### Assignment
Which lines of the entries below contain the string "home"? Copy each one.
━━━━━━━━
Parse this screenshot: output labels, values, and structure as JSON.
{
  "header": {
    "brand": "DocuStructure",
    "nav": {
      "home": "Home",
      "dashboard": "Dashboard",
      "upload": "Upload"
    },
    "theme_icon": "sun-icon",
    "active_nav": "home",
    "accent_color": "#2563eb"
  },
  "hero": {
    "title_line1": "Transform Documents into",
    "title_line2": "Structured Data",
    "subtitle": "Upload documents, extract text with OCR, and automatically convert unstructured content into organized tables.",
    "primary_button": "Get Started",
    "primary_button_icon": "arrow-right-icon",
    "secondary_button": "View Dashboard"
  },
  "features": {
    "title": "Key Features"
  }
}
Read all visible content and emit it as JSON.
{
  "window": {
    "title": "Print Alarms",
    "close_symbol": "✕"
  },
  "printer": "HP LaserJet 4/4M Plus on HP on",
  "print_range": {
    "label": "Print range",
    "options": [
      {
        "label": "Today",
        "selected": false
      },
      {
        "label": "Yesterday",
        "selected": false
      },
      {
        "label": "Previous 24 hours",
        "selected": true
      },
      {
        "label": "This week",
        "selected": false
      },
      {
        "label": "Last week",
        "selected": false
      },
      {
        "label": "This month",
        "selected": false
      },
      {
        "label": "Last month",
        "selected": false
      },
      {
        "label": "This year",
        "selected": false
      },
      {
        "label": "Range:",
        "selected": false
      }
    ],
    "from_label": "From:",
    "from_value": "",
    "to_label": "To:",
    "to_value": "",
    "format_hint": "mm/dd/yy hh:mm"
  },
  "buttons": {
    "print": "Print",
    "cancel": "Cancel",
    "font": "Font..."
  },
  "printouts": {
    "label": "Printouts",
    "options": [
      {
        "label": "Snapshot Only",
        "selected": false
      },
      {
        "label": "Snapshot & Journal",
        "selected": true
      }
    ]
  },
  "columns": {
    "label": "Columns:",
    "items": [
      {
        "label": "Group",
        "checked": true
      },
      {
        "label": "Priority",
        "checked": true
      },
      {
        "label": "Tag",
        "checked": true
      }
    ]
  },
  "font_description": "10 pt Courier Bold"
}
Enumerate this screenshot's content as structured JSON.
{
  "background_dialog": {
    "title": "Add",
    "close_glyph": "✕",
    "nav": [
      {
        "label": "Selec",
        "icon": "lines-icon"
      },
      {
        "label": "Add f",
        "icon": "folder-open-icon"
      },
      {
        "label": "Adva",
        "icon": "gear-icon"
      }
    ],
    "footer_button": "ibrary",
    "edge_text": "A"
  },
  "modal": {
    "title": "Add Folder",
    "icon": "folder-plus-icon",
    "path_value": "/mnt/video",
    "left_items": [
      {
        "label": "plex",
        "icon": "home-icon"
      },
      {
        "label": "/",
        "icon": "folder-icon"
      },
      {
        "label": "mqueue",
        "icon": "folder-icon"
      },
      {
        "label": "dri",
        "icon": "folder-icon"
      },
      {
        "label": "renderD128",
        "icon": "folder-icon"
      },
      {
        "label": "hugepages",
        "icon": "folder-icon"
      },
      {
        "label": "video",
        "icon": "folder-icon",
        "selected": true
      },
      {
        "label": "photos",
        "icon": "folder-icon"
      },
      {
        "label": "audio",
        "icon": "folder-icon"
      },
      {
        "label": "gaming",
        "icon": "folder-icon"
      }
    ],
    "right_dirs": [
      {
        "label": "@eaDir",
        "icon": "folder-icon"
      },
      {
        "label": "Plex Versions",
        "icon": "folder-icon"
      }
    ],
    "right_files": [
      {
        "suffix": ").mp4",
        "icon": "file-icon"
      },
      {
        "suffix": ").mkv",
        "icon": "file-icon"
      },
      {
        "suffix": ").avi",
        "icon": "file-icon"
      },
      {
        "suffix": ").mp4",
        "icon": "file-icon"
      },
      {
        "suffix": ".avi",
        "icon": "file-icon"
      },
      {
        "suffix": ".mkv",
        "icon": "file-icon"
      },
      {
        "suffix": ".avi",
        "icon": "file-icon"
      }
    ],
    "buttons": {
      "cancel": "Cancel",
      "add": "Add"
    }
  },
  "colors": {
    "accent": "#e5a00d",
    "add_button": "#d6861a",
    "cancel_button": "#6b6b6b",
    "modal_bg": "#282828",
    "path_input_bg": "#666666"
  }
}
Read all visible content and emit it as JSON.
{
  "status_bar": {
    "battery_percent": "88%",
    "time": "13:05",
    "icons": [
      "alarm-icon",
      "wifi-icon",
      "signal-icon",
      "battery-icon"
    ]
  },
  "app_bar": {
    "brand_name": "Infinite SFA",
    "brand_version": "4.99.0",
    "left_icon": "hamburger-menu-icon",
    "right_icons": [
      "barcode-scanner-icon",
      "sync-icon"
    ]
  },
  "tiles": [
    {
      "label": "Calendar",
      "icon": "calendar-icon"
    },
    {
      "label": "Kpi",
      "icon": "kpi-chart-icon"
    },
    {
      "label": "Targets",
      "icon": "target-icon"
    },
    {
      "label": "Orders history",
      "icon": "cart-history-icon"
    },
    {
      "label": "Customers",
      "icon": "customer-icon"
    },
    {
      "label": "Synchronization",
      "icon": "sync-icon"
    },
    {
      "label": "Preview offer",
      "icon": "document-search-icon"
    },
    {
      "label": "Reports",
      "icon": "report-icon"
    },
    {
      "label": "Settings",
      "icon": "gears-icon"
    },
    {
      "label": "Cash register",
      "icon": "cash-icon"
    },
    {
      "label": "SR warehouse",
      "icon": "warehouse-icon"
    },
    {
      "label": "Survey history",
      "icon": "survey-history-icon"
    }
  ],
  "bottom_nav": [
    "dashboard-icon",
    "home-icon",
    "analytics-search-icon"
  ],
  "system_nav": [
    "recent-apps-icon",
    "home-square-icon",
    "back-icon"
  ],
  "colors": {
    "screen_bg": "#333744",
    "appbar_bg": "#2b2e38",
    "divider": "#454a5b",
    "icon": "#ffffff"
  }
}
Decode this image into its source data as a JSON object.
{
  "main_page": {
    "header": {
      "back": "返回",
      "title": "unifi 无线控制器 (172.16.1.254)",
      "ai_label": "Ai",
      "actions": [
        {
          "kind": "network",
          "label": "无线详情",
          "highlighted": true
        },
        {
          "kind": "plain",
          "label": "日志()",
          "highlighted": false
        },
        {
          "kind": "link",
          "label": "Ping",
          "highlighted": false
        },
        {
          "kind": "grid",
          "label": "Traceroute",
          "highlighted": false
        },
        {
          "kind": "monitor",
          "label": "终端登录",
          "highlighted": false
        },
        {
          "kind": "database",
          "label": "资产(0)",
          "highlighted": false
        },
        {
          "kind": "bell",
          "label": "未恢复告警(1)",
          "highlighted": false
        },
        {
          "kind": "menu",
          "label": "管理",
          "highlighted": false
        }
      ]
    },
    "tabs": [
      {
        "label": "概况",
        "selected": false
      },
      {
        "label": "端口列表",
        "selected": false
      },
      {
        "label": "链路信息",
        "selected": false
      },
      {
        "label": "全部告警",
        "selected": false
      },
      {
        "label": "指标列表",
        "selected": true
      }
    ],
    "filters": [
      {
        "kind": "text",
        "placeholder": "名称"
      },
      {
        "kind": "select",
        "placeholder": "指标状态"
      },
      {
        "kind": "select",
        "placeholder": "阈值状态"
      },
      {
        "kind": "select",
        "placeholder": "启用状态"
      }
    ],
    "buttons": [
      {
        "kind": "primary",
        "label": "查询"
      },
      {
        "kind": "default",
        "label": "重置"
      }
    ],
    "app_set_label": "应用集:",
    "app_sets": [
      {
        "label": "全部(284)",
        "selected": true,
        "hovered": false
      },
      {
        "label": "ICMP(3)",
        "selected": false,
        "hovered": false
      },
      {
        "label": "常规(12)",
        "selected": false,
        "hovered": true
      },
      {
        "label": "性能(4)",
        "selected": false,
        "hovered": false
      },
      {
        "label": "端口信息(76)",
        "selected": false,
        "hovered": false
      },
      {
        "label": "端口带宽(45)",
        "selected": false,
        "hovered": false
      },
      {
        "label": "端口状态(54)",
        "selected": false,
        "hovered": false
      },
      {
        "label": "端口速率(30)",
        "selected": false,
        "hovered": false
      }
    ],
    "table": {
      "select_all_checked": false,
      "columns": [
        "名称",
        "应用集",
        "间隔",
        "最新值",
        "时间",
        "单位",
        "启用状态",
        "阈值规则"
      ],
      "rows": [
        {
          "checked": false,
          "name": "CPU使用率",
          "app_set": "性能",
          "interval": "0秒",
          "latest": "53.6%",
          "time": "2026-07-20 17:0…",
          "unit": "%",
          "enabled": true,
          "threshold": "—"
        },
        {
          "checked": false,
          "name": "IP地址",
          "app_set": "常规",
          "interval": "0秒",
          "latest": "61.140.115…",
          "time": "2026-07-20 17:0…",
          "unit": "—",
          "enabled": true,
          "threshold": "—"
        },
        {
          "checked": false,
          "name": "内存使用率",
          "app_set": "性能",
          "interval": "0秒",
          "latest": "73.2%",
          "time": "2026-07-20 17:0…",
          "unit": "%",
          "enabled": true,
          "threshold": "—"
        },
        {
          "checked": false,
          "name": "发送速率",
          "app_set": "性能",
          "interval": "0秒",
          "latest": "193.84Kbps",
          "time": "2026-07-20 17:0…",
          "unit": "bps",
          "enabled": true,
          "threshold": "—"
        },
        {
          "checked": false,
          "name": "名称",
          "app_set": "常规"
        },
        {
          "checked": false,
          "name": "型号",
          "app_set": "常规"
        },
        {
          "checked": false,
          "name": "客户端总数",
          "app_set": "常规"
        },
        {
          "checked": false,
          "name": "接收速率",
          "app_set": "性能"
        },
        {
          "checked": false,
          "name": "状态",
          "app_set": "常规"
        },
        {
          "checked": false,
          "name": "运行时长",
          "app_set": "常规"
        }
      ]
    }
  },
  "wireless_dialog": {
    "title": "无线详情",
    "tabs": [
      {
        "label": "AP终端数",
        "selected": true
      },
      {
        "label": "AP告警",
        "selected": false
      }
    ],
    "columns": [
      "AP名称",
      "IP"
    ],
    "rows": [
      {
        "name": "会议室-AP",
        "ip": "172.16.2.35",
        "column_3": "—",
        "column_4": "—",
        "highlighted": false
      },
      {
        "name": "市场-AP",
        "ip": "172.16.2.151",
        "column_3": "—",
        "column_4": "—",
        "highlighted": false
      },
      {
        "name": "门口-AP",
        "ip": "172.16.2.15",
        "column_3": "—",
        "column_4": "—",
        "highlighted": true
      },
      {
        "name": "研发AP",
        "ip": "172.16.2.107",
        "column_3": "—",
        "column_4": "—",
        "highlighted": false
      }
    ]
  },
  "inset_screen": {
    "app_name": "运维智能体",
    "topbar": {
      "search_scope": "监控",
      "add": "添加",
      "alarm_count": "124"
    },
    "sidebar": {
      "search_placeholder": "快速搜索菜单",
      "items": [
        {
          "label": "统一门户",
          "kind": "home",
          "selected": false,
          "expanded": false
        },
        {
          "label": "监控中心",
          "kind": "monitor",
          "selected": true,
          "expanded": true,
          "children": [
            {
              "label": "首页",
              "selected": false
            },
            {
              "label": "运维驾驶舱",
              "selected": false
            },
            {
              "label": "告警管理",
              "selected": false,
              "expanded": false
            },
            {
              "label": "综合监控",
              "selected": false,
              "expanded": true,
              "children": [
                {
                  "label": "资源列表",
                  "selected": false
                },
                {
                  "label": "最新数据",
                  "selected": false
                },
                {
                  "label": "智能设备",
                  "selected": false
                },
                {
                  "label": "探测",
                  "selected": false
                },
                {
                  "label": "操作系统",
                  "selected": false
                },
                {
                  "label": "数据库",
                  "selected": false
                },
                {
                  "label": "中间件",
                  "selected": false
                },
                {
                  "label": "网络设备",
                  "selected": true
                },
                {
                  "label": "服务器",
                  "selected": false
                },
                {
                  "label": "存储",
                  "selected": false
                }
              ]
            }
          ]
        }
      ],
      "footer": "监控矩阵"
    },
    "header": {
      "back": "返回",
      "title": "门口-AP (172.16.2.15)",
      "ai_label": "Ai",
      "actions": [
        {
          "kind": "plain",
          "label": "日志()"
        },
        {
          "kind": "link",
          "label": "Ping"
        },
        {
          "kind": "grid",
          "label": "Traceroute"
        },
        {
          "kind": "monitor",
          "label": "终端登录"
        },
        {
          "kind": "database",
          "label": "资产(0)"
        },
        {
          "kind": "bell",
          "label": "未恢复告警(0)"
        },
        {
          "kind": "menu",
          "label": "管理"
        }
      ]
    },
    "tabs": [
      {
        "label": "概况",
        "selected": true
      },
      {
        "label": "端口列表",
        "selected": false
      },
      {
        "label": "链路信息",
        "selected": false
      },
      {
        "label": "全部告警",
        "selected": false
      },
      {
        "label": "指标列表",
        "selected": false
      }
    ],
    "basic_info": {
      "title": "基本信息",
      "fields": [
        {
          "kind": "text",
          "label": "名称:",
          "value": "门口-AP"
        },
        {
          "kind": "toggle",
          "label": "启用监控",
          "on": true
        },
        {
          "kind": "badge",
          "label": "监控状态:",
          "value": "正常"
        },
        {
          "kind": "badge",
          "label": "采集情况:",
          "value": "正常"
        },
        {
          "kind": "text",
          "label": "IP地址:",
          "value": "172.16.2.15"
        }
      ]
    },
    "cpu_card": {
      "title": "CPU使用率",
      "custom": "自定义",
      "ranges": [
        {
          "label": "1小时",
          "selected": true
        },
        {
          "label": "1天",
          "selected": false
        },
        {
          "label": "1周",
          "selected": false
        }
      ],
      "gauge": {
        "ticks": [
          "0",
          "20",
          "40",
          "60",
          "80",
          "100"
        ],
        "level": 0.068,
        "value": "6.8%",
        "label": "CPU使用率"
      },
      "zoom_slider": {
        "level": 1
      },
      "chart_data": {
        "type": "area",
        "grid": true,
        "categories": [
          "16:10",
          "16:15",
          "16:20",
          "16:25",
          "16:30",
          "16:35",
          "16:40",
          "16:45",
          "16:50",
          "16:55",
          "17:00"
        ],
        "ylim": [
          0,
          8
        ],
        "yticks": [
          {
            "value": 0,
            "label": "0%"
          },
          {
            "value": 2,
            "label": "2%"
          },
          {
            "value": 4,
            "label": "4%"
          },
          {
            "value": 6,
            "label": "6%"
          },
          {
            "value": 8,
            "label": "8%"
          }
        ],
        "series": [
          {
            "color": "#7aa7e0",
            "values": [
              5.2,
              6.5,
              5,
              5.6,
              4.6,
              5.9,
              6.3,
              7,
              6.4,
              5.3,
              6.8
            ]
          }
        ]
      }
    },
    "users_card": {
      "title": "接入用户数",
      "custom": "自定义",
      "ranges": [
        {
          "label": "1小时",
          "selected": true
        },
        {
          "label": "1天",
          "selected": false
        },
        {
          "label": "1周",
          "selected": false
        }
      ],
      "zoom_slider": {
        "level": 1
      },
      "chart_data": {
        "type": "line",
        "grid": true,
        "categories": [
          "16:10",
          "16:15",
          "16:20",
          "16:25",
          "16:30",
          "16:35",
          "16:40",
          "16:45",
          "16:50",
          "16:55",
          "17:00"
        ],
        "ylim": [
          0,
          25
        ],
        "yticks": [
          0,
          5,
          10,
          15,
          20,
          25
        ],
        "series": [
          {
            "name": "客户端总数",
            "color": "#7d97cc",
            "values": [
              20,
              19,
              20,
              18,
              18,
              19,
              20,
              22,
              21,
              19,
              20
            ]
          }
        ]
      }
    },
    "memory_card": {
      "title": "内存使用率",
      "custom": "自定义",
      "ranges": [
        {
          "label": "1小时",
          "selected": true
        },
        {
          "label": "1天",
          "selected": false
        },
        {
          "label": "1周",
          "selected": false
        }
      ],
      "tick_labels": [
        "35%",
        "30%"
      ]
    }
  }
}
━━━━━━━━
### Task response
      "home": "Home",
    "active_nav": "home",
        "icon": "home-icon"
    "home-icon",
    "home-square-icon",
          "kind": "home",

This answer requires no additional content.